Mount Soledad activist joins San Diego City Attorney’s staff


The attorney who for the last year has represented the coalition fighting to keep the cross on Mount Soledad will now represent the city, after being deputized by City Attorney Michael Aguirre.

Charles LiMandri, a lawyer with the Thomas More Law Center, represented the San Diegans for the Mount Soledad National War Memorial coalition throughout the referendum drive to overturn the City Council’s decision not to transfer the cross and surrounding memorial to the federal government.

Aguirre has repeatedly stated that he believes such a transfer would be unconstitutional because it would be done with the stated purpose of saving the cross. A recent ruling by Superior Court Judge Patricia Yim Cowett affirmed that position.

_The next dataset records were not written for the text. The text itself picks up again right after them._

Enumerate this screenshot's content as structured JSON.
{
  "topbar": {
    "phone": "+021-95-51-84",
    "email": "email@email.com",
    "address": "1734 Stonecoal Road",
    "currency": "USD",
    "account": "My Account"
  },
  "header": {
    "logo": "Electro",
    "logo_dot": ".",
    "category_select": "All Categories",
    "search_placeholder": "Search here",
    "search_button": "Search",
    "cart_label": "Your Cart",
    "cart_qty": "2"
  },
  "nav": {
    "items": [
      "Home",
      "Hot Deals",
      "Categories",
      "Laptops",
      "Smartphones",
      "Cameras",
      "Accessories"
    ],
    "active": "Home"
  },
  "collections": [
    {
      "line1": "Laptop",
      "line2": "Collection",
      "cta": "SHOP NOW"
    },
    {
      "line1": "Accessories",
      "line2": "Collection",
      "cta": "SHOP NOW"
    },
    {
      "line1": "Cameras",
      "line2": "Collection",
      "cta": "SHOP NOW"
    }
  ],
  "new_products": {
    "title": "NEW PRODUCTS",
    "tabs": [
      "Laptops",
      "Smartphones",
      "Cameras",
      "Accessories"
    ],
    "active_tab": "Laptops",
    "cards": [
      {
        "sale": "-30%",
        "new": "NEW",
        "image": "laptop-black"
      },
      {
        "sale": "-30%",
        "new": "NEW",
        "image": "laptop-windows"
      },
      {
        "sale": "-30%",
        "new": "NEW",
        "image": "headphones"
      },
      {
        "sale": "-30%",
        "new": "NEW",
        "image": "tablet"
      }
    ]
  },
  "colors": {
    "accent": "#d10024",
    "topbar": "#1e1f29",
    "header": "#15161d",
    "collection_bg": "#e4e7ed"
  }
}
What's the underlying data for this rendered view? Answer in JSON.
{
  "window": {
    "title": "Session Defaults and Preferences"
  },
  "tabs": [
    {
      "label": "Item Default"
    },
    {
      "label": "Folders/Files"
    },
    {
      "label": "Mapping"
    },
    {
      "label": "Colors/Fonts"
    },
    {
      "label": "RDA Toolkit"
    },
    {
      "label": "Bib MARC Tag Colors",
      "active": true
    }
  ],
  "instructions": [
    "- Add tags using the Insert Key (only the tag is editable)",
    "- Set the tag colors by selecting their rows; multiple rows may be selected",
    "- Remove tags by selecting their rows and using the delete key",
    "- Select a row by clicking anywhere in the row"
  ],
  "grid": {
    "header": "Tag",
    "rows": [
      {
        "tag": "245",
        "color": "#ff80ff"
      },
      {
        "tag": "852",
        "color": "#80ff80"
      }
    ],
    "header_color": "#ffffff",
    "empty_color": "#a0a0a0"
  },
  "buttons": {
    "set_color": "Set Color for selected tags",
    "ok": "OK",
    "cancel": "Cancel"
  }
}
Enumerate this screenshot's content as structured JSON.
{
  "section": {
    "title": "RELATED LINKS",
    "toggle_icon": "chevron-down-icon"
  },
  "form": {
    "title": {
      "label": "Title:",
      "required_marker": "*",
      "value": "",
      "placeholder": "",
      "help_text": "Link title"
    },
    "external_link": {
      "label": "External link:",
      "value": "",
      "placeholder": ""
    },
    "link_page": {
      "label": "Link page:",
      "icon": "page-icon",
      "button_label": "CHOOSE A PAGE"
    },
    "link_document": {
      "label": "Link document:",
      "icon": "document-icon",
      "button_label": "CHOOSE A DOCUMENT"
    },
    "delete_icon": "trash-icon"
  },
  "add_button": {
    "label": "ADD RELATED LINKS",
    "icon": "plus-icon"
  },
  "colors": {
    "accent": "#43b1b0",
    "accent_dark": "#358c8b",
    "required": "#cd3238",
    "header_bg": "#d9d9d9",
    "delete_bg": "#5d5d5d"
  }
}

Cowett issued a temporary restraining order barring the city from transferring the memorial, saying it demonstrated a preference for one religion and was therefore unconstitutional.

LiMandri had planned to petition the city for the right to appeal Cowett’s decision. Instead, he will be representing the city when Cowett hears arguments on her ruling Oct. 3.

LiMandri said he was pleasantly surprised when Aguirre approached him about serving as a deputy City Attorney, and that Aguirre made the move because he felt that city voters should be represented by someone who shared their viewpoint. Voters approved the transfer of the cross in July by three-quarters of the vote.

“Mr. Aguirre said we should give the people a chance to be heard on this,” he said. “We were able to produce the numbers with the referendum drive, and they have a right to have their voice heard.”

The lawyer on the other side of the transfer debate said the hiring would actually help his case.

“This is a really foolish move on Mr. Aguirre’s part,” said James McElroy, the lawyer for the man who originally sued to have the cross removed from city property.

“Mike is trying to show everybody that he’s fair,” McElroy said. “But if your objective going into court is to convince the court that you’re religiously neutral, which is what’s required, are you going to hire Billy Graham?”

Aguirre did not return phone calls requesting comment.

McElroy said the city’s hiring of LiMandri demonstrated a preference for Christianity because of LiMandri’s affiliation with Thomas More, a public interest law firm “dedicated to the defense and promotion of the religious freedom of Christians, time-honored family values and the sanctity of human life,” according to its Web site.

LiMandri said he was the right person to represent the city because he has spent more than 1,000 hours researching the case and because Thomas More specializes in constitutional law, neither of which are claims that could be made by the City Attorney’s office.

LiMandri said his own status as a Christian was irrelevant and did not demonstrate a preference for the religion on the part of the city.

“Who cares what I think? I’m just a lawyer,” he said. “I’m not the City Council. When you’re determining official government purpose, you’re not supposed to mind-read what is motivating the attorney.”

The move by the City Attorney to bring in outside council is uncommon, but not unprecedented, LiMandri said.

McElroy said the move was highly unusual because LiMandri and the City Attorney’s office have been on opposite sides of the constitutionality issue.

“I’ve been here for 30 years,” McElroy said, “and I’ve never heard of the City Attorney’s office calling in the guy advocating the opposite position.”

LiMandri’s appointment could lead to a fresh round of appeals if Cowett affirms her tentative ruling Oct. 3. He said his official retention with the city is now only confirmed through that hearing, but could be extended afterward.

“(Cowett) is not going to change her mind,” LiMandri said. “You could see that through the decision she wrote.”

It remains unclear if LiMandri would have the authority to appeal on behalf of the city if he is retained beyond Oct. 3.

“That has certainly been the tone and tenor of my discussions with them,” LiMandri said, “that the people have the right to have their side argued to the maximum extent of the law. My understanding is yes, I would be (authorized to make appeals), but not categorically preauthorized.”

McElroy said that Aguirre called him before deputizing LiMandri, to say the city would not appeal Cowett’s decision. He said he was not sure the City Attorney’s office had the authority to make appeals in the case, and thought such a decision would have to be made by the city council.

“Aguirre is taking the position that it’s his call, and if it is and he wants to give it to LiMandri, he can,” McElroy said. “But Mike is shirking his responsibility. We elected Mr. Aguirre, not Mr. LiMandri.”